ABOUT THIS TASK |
Report how many lines in the records below hold the word "chevron". Add nothing to the number.

Web page and app entries |
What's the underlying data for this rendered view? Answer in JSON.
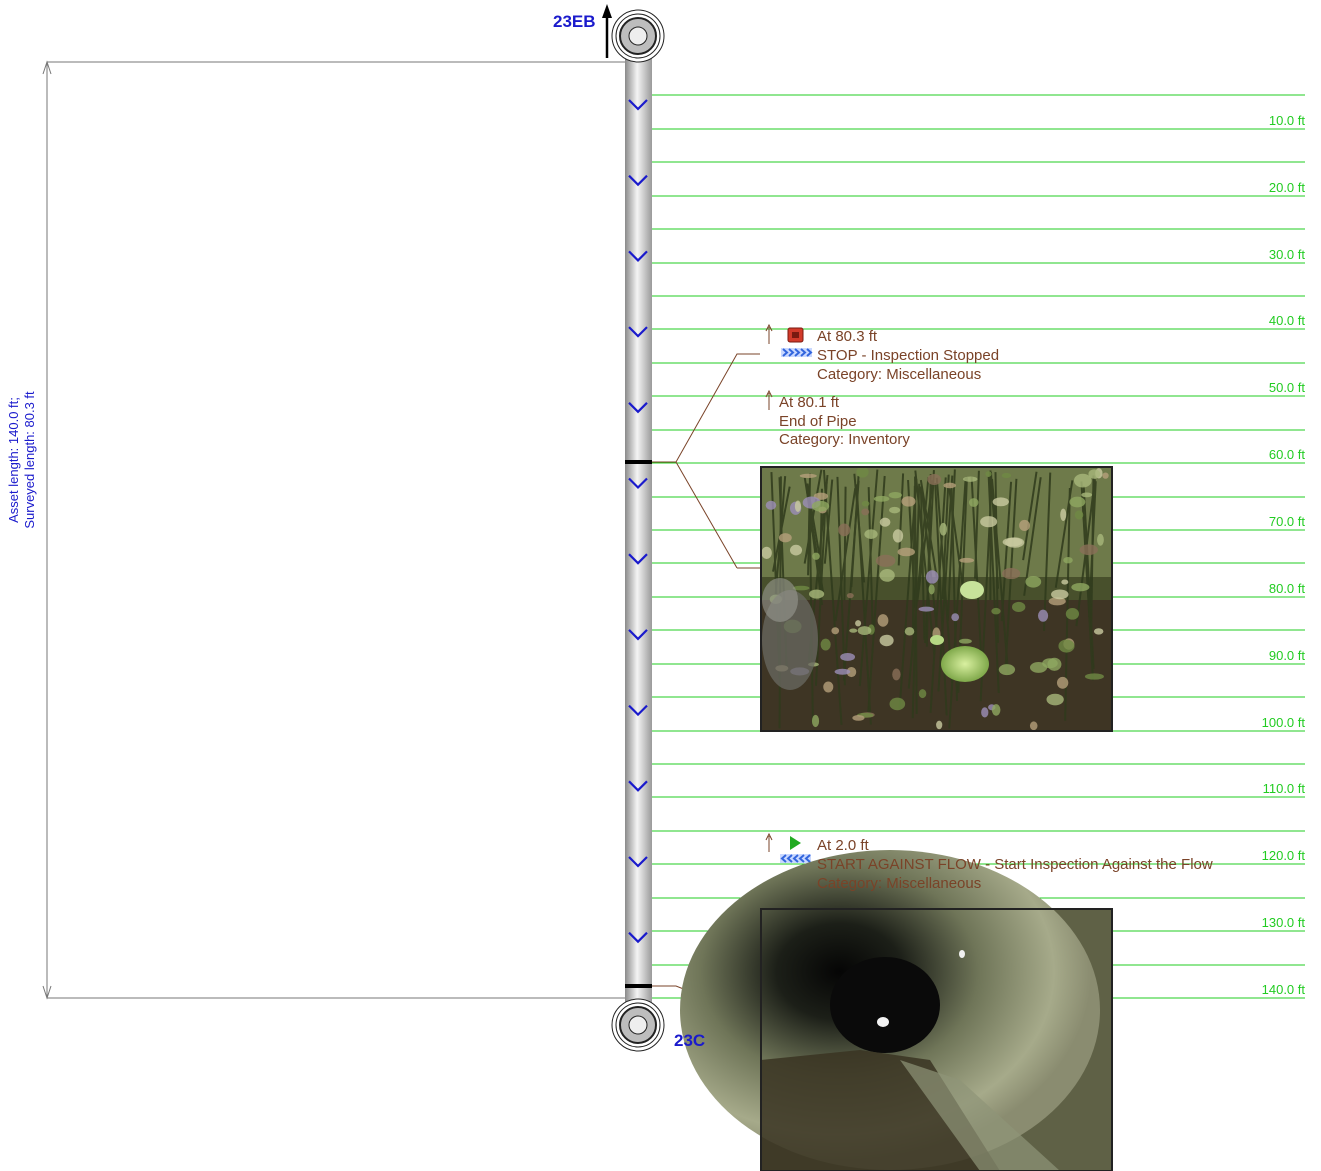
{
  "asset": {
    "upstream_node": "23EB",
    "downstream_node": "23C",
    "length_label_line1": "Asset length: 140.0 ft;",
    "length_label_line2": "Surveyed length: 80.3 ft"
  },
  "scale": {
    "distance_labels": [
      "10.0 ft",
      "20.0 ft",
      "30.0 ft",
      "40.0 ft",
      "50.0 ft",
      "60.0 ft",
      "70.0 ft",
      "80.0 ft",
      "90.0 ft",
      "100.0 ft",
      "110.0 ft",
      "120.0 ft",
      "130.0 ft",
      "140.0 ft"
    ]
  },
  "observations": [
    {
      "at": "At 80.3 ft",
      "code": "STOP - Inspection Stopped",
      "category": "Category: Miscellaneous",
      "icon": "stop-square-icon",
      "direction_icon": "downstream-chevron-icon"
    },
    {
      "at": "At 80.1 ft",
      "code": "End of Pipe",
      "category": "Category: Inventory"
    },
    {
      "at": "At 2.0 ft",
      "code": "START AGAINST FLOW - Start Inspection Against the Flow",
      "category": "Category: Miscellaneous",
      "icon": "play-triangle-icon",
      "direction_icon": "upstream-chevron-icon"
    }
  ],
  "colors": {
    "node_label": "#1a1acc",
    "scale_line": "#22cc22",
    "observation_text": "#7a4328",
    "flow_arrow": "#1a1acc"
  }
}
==
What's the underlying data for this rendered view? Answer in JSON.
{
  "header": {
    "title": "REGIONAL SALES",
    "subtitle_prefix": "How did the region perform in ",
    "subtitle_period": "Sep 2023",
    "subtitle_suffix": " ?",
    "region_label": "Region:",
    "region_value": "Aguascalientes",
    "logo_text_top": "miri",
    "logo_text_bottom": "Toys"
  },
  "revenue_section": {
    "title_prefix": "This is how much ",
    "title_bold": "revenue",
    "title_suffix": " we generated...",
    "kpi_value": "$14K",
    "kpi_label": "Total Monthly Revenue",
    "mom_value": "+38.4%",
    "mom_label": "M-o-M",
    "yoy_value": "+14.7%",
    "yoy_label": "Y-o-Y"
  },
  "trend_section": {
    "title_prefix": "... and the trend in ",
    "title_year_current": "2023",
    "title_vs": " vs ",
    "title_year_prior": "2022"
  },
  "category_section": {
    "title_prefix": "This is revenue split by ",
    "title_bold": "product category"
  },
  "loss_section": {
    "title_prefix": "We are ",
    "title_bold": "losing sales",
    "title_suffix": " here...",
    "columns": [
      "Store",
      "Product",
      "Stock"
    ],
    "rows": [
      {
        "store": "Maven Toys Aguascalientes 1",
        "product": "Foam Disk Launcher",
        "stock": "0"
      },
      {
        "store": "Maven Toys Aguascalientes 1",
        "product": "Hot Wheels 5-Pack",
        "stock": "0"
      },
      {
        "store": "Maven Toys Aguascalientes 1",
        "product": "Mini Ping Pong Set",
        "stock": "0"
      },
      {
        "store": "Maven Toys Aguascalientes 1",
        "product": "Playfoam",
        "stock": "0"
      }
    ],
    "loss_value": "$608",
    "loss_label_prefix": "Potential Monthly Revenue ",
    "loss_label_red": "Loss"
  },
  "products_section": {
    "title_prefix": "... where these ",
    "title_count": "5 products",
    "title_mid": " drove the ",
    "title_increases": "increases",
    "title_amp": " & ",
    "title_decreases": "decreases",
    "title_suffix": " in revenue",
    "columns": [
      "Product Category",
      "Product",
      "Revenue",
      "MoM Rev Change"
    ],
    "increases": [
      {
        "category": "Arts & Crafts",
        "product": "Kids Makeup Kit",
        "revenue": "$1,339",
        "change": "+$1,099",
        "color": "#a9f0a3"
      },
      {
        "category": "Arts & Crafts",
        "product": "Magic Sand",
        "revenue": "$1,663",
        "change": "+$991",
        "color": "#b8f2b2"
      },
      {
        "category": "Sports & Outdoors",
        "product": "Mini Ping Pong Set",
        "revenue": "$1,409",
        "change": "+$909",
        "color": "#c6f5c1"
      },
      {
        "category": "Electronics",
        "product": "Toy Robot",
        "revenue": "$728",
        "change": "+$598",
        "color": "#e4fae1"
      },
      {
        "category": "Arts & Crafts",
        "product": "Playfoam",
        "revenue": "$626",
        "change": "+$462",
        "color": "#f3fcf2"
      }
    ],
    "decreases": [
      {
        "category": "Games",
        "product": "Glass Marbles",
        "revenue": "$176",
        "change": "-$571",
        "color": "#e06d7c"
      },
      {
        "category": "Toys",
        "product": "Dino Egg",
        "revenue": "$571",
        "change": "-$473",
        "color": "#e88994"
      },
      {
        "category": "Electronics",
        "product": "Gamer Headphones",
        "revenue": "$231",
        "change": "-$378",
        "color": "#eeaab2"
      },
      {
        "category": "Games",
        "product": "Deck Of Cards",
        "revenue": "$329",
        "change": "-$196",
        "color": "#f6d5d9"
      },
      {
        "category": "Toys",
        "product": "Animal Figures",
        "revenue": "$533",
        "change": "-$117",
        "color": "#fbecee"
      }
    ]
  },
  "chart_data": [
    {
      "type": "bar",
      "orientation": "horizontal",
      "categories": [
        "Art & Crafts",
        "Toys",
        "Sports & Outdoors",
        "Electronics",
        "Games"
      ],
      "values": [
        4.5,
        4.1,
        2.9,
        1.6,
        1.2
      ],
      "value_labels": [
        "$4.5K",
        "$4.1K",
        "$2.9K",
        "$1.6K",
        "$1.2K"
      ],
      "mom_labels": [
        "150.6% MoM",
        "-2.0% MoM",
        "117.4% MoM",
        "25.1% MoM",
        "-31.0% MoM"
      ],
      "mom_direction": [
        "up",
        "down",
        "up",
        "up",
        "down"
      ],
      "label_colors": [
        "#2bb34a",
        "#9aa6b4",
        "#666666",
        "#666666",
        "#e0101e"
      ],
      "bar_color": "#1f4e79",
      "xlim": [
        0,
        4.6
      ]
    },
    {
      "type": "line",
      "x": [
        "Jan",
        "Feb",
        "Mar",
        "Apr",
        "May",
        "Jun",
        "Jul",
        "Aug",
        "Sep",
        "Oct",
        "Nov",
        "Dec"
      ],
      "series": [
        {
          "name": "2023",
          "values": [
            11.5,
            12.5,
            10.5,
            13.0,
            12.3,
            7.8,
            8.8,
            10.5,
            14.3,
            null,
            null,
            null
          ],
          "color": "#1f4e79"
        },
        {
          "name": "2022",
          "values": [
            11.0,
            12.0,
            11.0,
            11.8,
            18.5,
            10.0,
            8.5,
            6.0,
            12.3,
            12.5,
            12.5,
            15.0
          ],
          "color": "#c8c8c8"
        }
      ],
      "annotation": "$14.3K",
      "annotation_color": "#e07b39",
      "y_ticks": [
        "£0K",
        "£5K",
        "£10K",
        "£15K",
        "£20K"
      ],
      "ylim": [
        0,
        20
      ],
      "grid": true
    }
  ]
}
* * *
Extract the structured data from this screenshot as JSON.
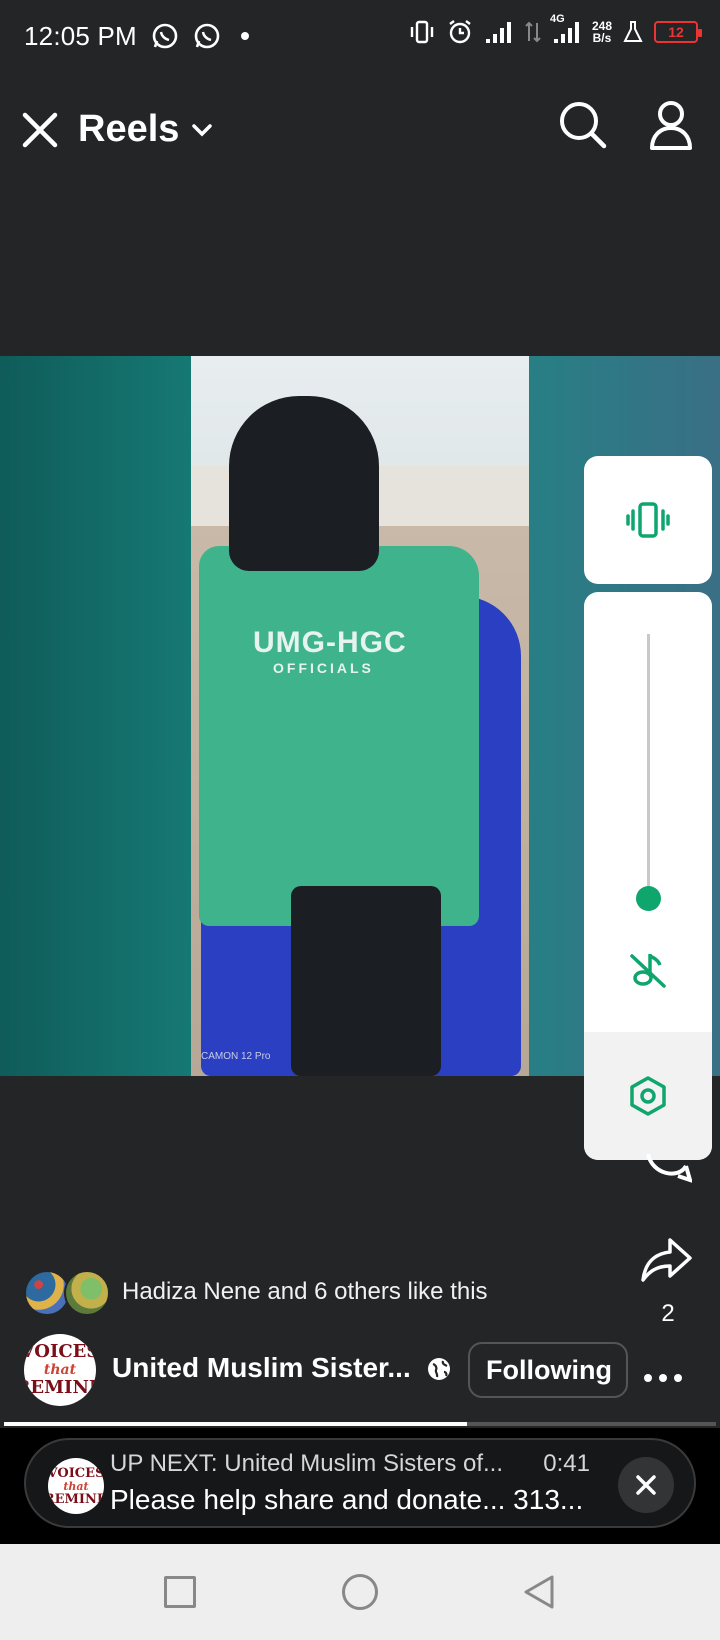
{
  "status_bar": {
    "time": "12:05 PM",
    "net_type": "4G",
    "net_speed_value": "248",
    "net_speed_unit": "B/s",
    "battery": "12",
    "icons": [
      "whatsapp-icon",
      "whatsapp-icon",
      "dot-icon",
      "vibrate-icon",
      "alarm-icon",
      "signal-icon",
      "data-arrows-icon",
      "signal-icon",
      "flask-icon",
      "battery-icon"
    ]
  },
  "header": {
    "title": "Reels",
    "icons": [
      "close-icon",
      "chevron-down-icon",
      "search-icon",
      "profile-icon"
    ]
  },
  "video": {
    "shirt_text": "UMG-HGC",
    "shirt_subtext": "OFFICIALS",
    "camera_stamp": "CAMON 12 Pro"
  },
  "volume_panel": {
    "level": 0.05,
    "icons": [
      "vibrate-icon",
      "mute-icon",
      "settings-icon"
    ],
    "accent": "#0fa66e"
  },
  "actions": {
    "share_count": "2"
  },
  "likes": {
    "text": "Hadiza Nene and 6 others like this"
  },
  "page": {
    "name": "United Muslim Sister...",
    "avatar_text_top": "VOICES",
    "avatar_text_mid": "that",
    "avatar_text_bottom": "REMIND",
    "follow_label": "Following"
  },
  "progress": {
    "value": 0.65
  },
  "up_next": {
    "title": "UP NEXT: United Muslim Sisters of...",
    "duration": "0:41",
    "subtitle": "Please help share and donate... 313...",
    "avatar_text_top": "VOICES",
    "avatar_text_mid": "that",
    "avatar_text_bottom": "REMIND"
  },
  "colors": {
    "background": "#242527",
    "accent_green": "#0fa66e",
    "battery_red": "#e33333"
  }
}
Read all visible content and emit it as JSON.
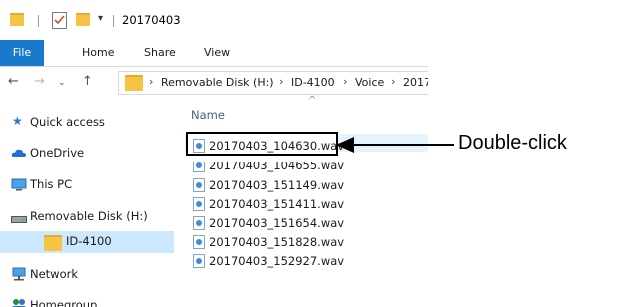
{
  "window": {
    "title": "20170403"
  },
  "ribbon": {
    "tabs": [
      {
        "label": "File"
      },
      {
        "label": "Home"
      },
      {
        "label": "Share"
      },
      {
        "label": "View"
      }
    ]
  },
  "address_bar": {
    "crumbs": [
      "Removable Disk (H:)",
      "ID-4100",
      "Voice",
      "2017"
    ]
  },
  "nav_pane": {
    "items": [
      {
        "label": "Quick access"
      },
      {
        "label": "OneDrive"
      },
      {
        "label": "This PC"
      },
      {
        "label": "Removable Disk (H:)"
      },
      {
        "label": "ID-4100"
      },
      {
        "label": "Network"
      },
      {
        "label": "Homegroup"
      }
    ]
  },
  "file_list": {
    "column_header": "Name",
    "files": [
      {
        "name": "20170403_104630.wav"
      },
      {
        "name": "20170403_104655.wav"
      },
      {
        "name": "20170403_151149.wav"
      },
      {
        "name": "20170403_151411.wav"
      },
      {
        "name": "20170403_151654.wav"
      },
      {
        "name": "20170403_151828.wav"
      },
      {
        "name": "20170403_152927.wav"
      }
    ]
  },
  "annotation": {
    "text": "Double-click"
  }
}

RESULT OF THIS EXERCISE |
3